• Long-Term Consequences of Major Extremity Trauma: A Pilot Study.

      Castillo, Renan C; Carlini, Anthony R; Chaffee, Trisha; Bosse, Michael J; O'Toole, Robert V; Kleweno, Conor P; McKinley, Todd O; Agel, Julie; Higgins, Thomas F; Morshed, Saam; et al.
      Limited data are available on the longer-term physical and psychosocial consequences after major extremity trauma apart from literature on the consequences after major limb amputation. The existing literature suggests that although variations in outcome exist, a significant proportion of service members and civilians sustaining major limb trauma will have less than optimal outcomes or health and rehabilitation needs over their life course. The proposed pilot study will address this gap in current research by locating and consenting METRC participants with the period of 5-7 years postinjury, identifying potential participation barriers and appropriate use of incentives, and conducting the follow-up examination at several data collection sites. The resulting data will inform the primary objective of refining and developing specific hypotheses to determine the design, scope, and feasibility of the main long-term consequences of major extremity trauma. Three METRC enrollment centers will contact past participants to achieve the goal of completing an interview, select patient-reported outcomes, perform a medical record review, and conduct an in-person clinic visit that will consist of a physical examination, blood draw, and x-ray of the study injury area. If successful, it will be possible to design studies to further examine these effects and develop future therapeutic interventions.
    • National trends in extremity fracture hospitalizations among older adults between 2003 and 2017

      Reider, Lisa; Pollak, Andrew; Wolff, Jennifer L; Magaziner, Jay; Levy, Joseph F (Blackwell Publishing, 2021-06-01)
      Background: Fractures in late life are highly consequential for health, services use, and spending.
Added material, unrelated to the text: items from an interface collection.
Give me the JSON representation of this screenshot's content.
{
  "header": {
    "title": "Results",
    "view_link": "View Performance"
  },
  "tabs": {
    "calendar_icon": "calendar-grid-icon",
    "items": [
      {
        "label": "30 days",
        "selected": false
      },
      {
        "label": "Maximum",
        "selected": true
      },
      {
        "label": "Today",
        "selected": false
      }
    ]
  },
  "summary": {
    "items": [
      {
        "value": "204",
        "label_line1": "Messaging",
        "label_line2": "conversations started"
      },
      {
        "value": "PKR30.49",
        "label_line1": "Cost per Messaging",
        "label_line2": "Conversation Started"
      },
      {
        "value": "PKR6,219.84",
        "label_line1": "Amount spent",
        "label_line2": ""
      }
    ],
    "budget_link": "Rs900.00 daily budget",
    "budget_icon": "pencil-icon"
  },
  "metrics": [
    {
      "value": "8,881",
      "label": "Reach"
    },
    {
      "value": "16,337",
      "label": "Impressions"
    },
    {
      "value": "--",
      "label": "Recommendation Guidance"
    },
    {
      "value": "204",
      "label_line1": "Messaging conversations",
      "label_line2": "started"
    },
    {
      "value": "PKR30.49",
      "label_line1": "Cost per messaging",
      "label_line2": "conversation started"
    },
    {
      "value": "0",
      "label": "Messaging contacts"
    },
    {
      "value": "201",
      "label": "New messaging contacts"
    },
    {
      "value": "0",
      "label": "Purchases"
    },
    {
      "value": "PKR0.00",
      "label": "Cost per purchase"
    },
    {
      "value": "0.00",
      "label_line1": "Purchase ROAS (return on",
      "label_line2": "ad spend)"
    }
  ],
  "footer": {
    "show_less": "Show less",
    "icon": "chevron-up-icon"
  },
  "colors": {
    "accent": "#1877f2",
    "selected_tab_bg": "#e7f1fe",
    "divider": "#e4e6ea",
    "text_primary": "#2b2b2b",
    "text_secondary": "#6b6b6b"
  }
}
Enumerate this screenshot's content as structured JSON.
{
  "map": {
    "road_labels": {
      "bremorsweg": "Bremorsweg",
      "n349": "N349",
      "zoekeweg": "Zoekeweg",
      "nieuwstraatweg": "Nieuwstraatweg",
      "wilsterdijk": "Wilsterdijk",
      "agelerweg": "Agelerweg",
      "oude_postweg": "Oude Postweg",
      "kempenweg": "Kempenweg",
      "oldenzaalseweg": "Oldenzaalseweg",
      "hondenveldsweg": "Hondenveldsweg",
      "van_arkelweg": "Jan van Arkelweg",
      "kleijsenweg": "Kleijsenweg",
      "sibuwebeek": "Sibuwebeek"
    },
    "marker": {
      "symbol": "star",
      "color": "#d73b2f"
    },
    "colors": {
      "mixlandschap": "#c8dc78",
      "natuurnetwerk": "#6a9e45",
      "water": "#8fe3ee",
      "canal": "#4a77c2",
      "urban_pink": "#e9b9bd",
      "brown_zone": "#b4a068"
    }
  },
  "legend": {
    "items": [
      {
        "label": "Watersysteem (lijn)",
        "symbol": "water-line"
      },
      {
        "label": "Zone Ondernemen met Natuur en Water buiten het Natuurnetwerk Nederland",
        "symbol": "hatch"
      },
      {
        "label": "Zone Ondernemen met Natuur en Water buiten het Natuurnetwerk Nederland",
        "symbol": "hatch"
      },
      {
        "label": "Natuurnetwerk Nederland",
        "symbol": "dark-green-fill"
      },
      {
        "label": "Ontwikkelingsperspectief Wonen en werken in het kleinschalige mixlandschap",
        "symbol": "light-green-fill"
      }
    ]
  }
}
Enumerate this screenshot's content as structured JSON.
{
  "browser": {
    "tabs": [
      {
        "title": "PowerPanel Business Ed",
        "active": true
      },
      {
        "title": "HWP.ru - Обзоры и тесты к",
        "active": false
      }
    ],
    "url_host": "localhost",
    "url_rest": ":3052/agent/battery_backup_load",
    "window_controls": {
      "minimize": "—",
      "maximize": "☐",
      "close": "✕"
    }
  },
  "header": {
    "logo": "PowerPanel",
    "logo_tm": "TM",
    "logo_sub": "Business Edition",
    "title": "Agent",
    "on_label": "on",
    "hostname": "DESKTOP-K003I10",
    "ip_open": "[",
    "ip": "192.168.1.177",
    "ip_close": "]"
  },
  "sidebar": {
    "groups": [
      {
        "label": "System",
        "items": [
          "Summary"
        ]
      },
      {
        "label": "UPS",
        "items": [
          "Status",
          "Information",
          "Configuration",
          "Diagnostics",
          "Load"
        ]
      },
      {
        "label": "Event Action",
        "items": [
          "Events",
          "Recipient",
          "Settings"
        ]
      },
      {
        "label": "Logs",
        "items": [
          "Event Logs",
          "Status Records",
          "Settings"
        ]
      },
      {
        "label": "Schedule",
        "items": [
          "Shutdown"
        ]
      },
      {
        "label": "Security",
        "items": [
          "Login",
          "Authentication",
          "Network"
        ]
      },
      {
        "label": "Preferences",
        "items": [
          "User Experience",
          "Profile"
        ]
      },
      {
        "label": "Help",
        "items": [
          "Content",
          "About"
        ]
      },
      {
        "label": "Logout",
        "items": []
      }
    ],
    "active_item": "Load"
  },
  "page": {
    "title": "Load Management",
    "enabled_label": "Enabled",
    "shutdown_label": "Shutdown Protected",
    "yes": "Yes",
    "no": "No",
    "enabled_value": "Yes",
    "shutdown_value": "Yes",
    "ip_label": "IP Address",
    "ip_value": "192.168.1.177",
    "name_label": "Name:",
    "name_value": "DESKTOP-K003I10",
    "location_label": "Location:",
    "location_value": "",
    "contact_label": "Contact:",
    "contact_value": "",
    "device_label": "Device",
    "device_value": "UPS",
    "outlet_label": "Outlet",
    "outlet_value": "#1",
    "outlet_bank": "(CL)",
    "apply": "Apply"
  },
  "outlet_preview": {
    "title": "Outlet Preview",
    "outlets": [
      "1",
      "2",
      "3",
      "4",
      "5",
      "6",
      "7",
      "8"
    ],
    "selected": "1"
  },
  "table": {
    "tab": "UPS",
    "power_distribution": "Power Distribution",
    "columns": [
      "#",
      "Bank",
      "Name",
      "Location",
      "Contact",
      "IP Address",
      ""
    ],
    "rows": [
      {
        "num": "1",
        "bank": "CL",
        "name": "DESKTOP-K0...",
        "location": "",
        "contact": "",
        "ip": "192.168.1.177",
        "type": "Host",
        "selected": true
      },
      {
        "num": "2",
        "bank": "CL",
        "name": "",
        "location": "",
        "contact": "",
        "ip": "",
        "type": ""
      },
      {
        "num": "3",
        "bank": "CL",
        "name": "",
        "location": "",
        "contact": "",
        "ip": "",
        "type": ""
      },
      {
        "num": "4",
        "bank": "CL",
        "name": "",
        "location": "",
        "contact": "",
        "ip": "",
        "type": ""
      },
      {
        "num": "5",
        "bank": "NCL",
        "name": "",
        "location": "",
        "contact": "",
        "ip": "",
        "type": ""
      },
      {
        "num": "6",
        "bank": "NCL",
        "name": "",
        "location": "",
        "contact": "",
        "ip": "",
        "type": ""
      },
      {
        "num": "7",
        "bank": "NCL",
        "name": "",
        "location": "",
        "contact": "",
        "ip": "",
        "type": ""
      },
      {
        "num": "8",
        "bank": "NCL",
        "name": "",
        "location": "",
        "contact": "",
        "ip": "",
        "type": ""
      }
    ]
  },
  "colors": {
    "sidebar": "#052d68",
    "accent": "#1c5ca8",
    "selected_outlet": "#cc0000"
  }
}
Little is known about trends in extremity fracture hospitalizations among older adults in the United States. Design: Retrospective longitudinal cohort study. Setting: The 2003–2017 National Inpatient Sample (NIS), a representative sample of U.S. community hospitals. Participants: Hospitalized adults aged 65 and older with a diagnosis of upper or lower extremity fracture. Measurements: Incidence of extremity fracture hospitalization and mortality, using NIS discharge and trend weights, and population denominators derived from the U.S. Census Bureau. Incidence was reported separately for men and women by age, fracture diagnosis, and injury mechanism. Weighted linear regression was used to test for significant trends over time. Results: Incidence of extremity fracture hospitalizations declined in both women (15.7%, p trend < 0.001) and men (3.2%, p trend < 0.001) between 2003 and 2017. This trend was primarily attributed to a decline in low energy femur fractures which accounted for 65% of all fracture hospitalizations. Among older adults with an extremity fracture hospitalization, mortality declined from 5.1% in 2003 to 3.3% in 2017 in men, and from 2.6% to 1.9% in women (p trend < 0.001). High energy fractures were due to falls (53%), motor vehicle accidents (34%), and other high impact injuries (13%). Overall, 12% of extremity fracture hospitalizations were attributed to high-energy injuries: increases were observed among men ages 65–74 (20%; p trend < 0.001) and 75–84 (10%; p trend = 0.013), but not among women of any age. Conclusion: Observed declines in the incidence of extremity fracture hospitalizations and related mortality are encouraging. However, increasing incidence of fracture hospitalization from high energy injuries among men suggests that older adults with complex injuries will be seen with more prevalence in the future. © 2021 The Authors.
    • New and Renewed Directions for the Major Extremity Trauma and Rehabilitation Consortium.

      Castillo, Renan C; Reider, Lisa; O'Toole, Robert V (Lippincott Williams and Wilkins, 2022-01)